Activity:
An exact retyping of every record is required.

━━━ Data for this task

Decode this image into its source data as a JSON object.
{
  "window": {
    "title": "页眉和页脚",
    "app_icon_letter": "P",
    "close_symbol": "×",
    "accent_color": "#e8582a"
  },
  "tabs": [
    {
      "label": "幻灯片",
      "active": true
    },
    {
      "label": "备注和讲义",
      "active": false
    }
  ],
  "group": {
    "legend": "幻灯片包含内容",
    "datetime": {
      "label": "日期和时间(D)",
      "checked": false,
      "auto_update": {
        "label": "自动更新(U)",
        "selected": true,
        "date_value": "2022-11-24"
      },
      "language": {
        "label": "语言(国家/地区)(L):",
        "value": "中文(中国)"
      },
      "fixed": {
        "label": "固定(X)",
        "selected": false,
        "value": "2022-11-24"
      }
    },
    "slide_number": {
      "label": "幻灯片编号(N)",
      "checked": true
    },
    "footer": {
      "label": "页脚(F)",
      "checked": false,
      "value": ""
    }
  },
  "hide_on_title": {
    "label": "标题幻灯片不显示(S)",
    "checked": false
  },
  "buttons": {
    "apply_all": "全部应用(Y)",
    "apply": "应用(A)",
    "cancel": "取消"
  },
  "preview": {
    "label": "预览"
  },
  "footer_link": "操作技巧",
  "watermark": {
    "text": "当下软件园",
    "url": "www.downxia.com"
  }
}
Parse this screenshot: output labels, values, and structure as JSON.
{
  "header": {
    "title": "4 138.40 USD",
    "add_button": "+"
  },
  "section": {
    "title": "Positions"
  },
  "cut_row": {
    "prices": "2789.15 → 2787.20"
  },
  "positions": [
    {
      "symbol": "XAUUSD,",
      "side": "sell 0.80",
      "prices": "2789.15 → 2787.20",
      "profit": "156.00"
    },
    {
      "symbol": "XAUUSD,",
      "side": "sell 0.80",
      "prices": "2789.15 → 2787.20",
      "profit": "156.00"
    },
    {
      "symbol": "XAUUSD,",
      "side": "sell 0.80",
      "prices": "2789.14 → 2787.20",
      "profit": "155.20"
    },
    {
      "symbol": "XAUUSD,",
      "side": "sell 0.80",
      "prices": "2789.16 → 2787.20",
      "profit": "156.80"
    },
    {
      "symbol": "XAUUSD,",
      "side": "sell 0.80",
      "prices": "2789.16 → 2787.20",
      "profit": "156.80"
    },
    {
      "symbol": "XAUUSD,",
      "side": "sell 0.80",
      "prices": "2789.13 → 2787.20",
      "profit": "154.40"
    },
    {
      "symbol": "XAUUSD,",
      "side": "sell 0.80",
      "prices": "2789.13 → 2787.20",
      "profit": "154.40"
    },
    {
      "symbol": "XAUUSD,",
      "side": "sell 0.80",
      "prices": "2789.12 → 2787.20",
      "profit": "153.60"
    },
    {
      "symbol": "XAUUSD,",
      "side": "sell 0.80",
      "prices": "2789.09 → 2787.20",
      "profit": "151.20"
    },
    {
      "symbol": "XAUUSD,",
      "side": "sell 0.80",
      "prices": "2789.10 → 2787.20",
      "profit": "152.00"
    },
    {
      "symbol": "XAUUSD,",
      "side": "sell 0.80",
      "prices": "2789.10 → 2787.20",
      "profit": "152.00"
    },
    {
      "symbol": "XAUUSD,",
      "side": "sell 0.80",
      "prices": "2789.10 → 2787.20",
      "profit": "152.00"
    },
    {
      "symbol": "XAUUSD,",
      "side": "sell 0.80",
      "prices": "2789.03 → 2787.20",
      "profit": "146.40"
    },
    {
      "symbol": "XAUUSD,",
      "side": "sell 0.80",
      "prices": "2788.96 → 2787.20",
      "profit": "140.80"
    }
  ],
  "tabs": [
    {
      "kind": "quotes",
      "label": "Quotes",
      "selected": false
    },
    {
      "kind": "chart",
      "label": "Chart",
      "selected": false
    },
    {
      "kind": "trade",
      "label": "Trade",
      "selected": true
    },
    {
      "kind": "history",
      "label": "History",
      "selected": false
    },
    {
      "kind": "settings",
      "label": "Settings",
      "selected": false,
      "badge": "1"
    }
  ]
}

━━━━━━

Exercise solution:
Decode this image into its source data as a JSON object.
{
  "window": {
    "title": "页眉和页脚",
    "app_icon_letter": "P",
    "close_symbol": "×",
    "accent_color": "#e8582a"
  },
  "tabs": [
    {
      "label": "幻灯片",
      "active": true
    },
    {
      "label": "备注和讲义",
      "active": false
    }
  ],
  "group": {
    "legend": "幻灯片包含内容",
    "datetime": {
      "label": "日期和时间(D)",
      "checked": false,
      "auto_update": {
        "label": "自动更新(U)",
        "selected": true,
        "date_value": "2022-11-24"
      },
      "language": {
        "label": "语言(国家/地区)(L):",
        "value": "中文(中国)"
      },
      "fixed": {
        "label": "固定(X)",
        "selected": false,
        "value": "2022-11-24"
      }
    },
    "slide_number": {
      "label": "幻灯片编号(N)",
      "checked": true
    },
    "footer": {
      "label": "页脚(F)",
      "checked": false,
      "value": ""
    }
  },
  "hide_on_title": {
    "label": "标题幻灯片不显示(S)",
    "checked": false
  },
  "buttons": {
    "apply_all": "全部应用(Y)",
    "apply": "应用(A)",
    "cancel": "取消"
  },
  "preview": {
    "label": "预览"
  },
  "footer_link": "操作技巧",
  "watermark": {
    "text": "当下软件园",
    "url": "www.downxia.com"
  }
}
Parse this screenshot: output labels, values, and structure as JSON.
{
  "header": {
    "title": "4 138.40 USD",
    "add_button": "+"
  },
  "section": {
    "title": "Positions"
  },
  "cut_row": {
    "prices": "2789.15 → 2787.20"
  },
  "positions": [
    {
      "symbol": "XAUUSD,",
      "side": "sell 0.80",
      "prices": "2789.15 → 2787.20",
      "profit": "156.00"
    },
    {
      "symbol": "XAUUSD,",
      "side": "sell 0.80",
      "prices": "2789.15 → 2787.20",
      "profit": "156.00"
    },
    {
      "symbol": "XAUUSD,",
      "side": "sell 0.80",
      "prices": "2789.14 → 2787.20",
      "profit": "155.20"
    },
    {
      "symbol": "XAUUSD,",
      "side": "sell 0.80",
      "prices": "2789.16 → 2787.20",
      "profit": "156.80"
    },
    {
      "symbol": "XAUUSD,",
      "side": "sell 0.80",
      "prices": "2789.16 → 2787.20",
      "profit": "156.80"
    },
    {
      "symbol": "XAUUSD,",
      "side": "sell 0.80",
      "prices": "2789.13 → 2787.20",
      "profit": "154.40"
    },
    {
      "symbol": "XAUUSD,",
      "side": "sell 0.80",
      "prices": "2789.13 → 2787.20",
      "profit": "154.40"
    },
    {
      "symbol": "XAUUSD,",
      "side": "sell 0.80",
      "prices": "2789.12 → 2787.20",
      "profit": "153.60"
    },
    {
      "symbol": "XAUUSD,",
      "side": "sell 0.80",
      "prices": "2789.09 → 2787.20",
      "profit": "151.20"
    },
    {
      "symbol": "XAUUSD,",
      "side": "sell 0.80",
      "prices": "2789.10 → 2787.20",
      "profit": "152.00"
    },
    {
      "symbol": "XAUUSD,",
      "side": "sell 0.80",
      "prices": "2789.10 → 2787.20",
      "profit": "152.00"
    },
    {
      "symbol": "XAUUSD,",
      "side": "sell 0.80",
      "prices": "2789.10 → 2787.20",
      "profit": "152.00"
    },
    {
      "symbol": "XAUUSD,",
      "side": "sell 0.80",
      "prices": "2789.03 → 2787.20",
      "profit": "146.40"
    },
    {
      "symbol": "XAUUSD,",
      "side": "sell 0.80",
      "prices": "2788.96 → 2787.20",
      "profit": "140.80"
    }
  ],
  "tabs": [
    {
      "kind": "quotes",
      "label": "Quotes",
      "selected": false
    },
    {
      "kind": "chart",
      "label": "Chart",
      "selected": false
    },
    {
      "kind": "trade",
      "label": "Trade",
      "selected": true
    },
    {
      "kind": "history",
      "label": "History",
      "selected": false
    },
    {
      "kind": "settings",
      "label": "Settings",
      "selected": false,
      "badge": "1"
    }
  ]
}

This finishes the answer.